→ **Work order**: Each line of the records below that holds "this" should be copied out.

>>>>

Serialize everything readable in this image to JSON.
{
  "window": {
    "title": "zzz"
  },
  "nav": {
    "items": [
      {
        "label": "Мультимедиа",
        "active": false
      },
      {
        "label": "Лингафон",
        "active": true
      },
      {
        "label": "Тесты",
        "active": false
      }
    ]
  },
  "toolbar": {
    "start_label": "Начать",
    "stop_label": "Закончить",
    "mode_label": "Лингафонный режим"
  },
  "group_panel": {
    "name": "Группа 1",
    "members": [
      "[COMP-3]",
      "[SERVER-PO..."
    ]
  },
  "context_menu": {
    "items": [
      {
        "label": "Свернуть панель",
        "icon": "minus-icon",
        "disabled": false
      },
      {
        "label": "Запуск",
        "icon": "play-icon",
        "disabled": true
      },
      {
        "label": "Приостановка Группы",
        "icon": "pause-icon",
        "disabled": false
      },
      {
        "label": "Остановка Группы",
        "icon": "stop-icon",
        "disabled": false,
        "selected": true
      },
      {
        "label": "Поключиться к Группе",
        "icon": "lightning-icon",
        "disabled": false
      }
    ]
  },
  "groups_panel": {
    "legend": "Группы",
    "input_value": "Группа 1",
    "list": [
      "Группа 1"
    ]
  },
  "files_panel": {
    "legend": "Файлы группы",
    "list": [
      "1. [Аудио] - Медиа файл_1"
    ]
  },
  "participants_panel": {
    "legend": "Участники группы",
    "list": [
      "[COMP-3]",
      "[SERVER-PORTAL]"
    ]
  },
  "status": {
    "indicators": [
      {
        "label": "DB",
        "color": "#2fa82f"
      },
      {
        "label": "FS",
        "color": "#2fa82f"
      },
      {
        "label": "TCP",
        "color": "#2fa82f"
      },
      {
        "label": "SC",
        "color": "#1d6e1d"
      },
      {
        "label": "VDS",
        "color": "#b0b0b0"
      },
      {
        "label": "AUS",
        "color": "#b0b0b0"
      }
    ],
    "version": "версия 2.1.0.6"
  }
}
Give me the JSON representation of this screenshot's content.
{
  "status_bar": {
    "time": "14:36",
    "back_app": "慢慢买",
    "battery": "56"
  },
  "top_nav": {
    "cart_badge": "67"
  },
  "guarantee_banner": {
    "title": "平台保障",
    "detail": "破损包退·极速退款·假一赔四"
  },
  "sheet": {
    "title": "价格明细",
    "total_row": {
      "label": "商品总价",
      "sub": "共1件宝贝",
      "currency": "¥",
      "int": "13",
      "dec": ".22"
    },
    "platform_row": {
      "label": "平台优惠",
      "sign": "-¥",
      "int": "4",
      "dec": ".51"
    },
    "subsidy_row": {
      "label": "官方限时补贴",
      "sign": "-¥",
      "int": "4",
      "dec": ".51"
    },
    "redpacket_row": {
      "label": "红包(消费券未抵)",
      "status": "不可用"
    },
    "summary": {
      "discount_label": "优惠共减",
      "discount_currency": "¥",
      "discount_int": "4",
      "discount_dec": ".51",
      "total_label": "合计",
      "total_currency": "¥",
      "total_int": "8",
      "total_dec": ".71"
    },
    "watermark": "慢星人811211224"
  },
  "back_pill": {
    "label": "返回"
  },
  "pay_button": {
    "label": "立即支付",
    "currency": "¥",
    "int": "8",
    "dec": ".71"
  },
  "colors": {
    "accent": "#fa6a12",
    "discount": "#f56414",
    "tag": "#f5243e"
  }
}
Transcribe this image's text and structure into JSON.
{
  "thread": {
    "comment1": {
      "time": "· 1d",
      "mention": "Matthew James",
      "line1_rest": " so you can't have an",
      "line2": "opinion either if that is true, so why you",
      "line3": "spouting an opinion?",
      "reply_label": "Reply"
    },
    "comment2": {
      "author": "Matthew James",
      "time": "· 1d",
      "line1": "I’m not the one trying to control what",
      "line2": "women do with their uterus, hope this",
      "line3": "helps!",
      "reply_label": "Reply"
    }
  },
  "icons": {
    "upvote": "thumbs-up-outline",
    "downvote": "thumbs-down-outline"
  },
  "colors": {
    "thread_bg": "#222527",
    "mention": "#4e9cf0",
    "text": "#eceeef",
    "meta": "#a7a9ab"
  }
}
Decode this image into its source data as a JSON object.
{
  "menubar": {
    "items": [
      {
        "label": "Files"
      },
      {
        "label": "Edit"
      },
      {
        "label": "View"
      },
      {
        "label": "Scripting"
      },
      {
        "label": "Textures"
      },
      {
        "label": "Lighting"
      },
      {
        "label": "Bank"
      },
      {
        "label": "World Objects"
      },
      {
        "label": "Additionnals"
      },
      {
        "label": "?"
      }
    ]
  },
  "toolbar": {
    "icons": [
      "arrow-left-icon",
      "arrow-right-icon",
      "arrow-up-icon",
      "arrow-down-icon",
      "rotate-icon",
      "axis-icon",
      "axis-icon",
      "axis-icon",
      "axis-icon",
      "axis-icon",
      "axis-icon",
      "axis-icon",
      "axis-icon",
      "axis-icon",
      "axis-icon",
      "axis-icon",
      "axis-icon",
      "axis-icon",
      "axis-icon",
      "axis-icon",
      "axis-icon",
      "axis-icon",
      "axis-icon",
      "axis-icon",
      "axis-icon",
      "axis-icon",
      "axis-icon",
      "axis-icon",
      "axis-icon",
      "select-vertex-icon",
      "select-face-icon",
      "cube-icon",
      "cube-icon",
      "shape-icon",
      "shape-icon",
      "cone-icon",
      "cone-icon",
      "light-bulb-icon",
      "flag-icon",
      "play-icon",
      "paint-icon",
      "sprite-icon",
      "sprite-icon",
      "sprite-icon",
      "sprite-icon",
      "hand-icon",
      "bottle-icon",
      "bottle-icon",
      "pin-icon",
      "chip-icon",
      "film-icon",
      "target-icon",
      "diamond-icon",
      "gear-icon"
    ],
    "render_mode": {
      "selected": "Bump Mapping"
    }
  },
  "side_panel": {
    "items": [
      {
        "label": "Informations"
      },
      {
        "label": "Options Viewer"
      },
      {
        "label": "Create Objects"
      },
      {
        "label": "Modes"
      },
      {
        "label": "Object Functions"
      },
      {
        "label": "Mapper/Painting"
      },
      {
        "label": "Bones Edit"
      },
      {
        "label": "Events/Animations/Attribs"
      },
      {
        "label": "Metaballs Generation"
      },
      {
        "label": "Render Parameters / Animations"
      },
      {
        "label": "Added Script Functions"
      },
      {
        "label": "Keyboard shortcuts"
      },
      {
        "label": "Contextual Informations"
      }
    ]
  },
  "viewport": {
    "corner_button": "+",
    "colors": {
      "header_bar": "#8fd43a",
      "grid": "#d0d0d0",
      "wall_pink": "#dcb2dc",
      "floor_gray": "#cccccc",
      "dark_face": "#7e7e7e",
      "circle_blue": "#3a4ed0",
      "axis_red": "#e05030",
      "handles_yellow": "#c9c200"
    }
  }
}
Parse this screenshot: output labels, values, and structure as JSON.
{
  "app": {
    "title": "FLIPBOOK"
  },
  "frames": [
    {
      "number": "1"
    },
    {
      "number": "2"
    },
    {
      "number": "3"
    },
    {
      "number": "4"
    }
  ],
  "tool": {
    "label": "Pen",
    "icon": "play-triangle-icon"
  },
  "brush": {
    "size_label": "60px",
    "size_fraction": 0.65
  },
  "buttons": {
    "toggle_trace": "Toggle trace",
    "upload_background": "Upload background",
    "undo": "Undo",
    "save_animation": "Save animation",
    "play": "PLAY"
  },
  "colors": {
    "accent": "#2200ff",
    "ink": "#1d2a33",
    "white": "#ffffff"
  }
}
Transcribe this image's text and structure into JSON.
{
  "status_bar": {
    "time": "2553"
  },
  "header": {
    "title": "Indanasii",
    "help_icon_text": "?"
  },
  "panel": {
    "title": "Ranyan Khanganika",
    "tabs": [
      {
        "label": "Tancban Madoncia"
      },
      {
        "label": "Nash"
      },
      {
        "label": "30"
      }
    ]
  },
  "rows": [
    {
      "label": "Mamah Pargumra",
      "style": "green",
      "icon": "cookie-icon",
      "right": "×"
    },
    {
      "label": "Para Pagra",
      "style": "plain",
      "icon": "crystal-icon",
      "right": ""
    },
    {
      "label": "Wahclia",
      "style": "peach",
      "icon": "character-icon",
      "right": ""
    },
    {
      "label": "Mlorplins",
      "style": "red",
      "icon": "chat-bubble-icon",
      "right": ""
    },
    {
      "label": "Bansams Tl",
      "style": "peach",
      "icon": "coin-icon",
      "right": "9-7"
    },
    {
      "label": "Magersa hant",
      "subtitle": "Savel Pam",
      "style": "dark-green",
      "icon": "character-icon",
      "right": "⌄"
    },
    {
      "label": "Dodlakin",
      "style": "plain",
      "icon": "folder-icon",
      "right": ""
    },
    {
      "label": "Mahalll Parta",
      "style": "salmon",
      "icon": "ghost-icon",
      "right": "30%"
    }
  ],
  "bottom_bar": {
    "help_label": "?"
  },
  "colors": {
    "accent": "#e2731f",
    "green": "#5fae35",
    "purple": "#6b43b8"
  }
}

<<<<

→ **Final answer**:
Serialize everything readable in this image to JSON.
Give me the JSON representation of this screenshot's content.
Transcribe this image's text and structure into JSON.
      "line2": "women do with their uterus, hope this",
Decode this image into its source data as a JSON object.
Parse this screenshot: output labels, values, and structure as JSON.
Transcribe this image's text and structure into JSON.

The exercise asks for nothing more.